She paused, reconsidering this last remark. "I want to be careful in the way I say this, because we (British) feel eternally grateful to the Americans. This feeling of being patronized and the American confusion toward British reserve is very, very complicated," she said, noting the crux of the moral drama at the heart of "The Dressmaker."

Further tossing of this cross-cultural salad came from Victorian mores confronting the easygoing, sometimes randy Yanks.

"I had these extraordinary aunts, even more Victorian than Joan (Plowright, who plays the spinster sister to Whitelaw's liberal Aunt Margo). Once they were widows, they couldn't re-marry."

She remarked that novelist Bainbridge, whom Whitelaw met as her London neighbor even though both were wartime Liverpool children, describes the unmarried Margo as "a giddy girl of 50. She was longing for some fun. She wasn't willing to bury herself in a celibate box as her sister was."

Whitelaw, who rocked the British stage of the late '50s and early '60s in a ground-breaking wave of plays on working-class themes, and later showed a larger audience her gifts in films like "The Omen" and "Charlie Bubbles," also happens to be playwright Samuel Beckett's favorite actress.

He has written several plays expressly for her (including "Footfalls" and "Rockaby," which she performed at the Mark Taper Forum in 1984). Benedict Nightingale in the New York Times remarked that she "is to Beckett's work what Sarah Bernhardt once was to that of Racine's."

The actress' own life has been one of great acclaim intersected with very painful episodes--an attempted rape by a British soldier at age 6, her father's lingering death by lung cancer when she was 9, her own son's five-year bout with sickness (he turned 21 last Monday). But she was unhesitant in declaring that she puts these experiences to use in her art.

"I feel just the opposite of (conductor-pianist) Daniel Barenboim, who denied that the tragic death of (his wife and master cellist) Jacqueline Du Pre would be channelled into his music. When I read (Beckett's) 'Not I,' I didn't understand this woman howling away. But I began to feel that it was the scream I had contained during my son's illness. It's what I built my performance on."
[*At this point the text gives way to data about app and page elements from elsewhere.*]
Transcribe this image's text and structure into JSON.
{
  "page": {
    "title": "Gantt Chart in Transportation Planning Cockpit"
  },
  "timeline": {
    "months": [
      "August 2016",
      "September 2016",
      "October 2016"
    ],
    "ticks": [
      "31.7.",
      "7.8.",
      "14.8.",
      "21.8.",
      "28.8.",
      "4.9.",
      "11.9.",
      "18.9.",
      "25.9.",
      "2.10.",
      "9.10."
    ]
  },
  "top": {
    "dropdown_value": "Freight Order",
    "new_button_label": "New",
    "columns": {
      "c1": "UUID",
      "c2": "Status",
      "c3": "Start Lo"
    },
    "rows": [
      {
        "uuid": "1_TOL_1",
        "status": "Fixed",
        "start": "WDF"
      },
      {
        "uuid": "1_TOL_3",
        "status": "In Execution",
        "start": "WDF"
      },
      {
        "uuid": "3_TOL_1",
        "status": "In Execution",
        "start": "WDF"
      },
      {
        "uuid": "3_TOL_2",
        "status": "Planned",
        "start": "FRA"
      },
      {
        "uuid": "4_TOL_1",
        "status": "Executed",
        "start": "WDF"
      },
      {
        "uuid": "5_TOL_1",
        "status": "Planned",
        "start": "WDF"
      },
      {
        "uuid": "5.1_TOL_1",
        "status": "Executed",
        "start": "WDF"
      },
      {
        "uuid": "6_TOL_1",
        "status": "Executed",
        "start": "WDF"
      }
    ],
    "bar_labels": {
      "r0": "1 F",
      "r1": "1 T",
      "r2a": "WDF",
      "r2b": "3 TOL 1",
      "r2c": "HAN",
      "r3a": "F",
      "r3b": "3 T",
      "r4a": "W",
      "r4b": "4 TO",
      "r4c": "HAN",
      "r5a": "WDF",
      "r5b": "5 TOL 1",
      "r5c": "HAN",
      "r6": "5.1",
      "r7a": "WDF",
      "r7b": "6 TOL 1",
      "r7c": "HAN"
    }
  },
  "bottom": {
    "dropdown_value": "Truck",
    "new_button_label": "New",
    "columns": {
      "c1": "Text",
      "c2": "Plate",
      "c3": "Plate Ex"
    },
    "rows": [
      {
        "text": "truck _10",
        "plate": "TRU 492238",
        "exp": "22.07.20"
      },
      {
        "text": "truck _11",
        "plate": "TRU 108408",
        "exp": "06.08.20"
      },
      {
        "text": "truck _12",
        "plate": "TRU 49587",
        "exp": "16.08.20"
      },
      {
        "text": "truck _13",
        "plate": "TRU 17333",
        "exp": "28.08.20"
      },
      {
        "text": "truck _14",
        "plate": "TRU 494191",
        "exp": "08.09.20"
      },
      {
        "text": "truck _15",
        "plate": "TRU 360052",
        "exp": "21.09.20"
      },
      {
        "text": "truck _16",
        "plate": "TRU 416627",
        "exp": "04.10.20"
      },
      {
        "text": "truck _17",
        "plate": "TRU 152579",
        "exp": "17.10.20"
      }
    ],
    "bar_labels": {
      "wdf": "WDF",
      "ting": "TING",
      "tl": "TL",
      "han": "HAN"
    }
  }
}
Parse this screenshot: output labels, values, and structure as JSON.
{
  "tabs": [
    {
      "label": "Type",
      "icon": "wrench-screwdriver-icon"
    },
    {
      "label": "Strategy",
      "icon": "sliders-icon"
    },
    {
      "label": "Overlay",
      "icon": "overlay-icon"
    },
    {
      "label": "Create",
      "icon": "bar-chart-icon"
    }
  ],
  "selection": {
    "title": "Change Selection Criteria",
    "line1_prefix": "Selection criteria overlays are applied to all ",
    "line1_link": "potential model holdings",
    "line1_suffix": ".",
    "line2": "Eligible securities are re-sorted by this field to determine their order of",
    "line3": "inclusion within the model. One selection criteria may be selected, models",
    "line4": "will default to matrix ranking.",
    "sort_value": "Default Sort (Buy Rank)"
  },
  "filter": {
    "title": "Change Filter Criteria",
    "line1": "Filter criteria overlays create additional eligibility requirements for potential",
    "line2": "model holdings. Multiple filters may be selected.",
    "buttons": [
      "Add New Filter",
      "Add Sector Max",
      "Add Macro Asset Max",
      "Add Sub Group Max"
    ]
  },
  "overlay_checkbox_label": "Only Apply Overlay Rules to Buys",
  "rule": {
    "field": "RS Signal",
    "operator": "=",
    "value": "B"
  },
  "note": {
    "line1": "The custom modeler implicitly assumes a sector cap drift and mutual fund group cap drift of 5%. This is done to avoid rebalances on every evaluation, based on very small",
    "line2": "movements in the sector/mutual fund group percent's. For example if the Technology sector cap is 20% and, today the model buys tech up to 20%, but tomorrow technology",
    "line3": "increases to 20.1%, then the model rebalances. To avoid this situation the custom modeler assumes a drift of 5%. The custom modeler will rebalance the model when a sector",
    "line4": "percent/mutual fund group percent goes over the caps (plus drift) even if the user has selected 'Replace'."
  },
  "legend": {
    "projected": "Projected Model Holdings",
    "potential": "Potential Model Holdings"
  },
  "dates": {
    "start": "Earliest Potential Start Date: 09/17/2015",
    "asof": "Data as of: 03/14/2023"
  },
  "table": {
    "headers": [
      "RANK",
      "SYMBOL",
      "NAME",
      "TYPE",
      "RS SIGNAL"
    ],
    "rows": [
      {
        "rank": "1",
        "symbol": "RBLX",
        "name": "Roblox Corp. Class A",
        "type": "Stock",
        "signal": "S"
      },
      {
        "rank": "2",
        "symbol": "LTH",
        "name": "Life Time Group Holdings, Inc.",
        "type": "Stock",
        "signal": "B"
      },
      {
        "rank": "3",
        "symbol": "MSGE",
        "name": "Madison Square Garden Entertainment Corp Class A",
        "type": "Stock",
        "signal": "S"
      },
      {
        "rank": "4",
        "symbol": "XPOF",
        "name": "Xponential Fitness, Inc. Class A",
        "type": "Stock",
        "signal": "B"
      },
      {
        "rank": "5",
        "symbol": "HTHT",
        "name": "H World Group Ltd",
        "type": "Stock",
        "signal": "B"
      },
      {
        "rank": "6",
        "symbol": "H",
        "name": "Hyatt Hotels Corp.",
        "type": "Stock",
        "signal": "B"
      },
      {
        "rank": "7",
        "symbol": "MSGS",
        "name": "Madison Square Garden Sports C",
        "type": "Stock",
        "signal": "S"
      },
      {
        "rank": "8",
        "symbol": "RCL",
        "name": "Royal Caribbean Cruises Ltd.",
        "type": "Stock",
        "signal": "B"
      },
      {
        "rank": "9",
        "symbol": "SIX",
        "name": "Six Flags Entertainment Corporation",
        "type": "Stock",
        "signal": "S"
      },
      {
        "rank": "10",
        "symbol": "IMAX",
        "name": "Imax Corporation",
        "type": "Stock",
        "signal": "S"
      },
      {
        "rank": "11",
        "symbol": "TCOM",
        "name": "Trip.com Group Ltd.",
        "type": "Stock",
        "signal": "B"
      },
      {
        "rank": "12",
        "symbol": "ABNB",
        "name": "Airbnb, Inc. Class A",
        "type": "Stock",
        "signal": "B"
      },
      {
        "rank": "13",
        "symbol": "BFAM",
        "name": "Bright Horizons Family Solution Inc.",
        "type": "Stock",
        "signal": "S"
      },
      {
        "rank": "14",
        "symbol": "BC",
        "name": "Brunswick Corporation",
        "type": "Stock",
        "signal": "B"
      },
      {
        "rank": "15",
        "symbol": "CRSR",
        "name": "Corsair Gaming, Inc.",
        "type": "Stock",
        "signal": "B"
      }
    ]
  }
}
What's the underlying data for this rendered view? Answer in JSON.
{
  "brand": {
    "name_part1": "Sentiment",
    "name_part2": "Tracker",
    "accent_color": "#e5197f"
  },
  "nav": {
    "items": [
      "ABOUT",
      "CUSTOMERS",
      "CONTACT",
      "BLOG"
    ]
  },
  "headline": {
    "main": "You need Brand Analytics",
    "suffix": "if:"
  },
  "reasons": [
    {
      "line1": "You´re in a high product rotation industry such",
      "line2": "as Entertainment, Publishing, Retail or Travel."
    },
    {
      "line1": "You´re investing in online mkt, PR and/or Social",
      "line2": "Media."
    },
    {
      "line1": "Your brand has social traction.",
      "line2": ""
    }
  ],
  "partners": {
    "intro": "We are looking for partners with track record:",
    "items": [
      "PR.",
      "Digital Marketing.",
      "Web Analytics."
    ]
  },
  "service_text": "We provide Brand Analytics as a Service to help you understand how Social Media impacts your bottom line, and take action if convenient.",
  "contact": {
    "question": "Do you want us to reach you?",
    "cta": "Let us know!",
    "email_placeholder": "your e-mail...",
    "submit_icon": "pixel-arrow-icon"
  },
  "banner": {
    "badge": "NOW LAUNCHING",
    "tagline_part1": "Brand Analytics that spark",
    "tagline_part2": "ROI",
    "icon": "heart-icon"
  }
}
After her short visit to Los Angeles for the "Dressmaker" premiere, Whitelaw flies to West Germany for a tour of three Beckett pieces, including "Eh Joe," originally written for a man.

"We've been rehearsing over the phone the past few days. He's a bit tired right now. What's amazing about him is that he always seems to be writing the story of my life. Even 20 years before he knew me! There's this idea of him as a cold, emotionless fish. But, God, he's a powerhouse of emotion."

"The Dressmaker" screens at 7:30 tonight and Saturday at 1 p.m. at the Monica Theater, 1332 2nd St., Santa Monica.

Los Angeles Times Articles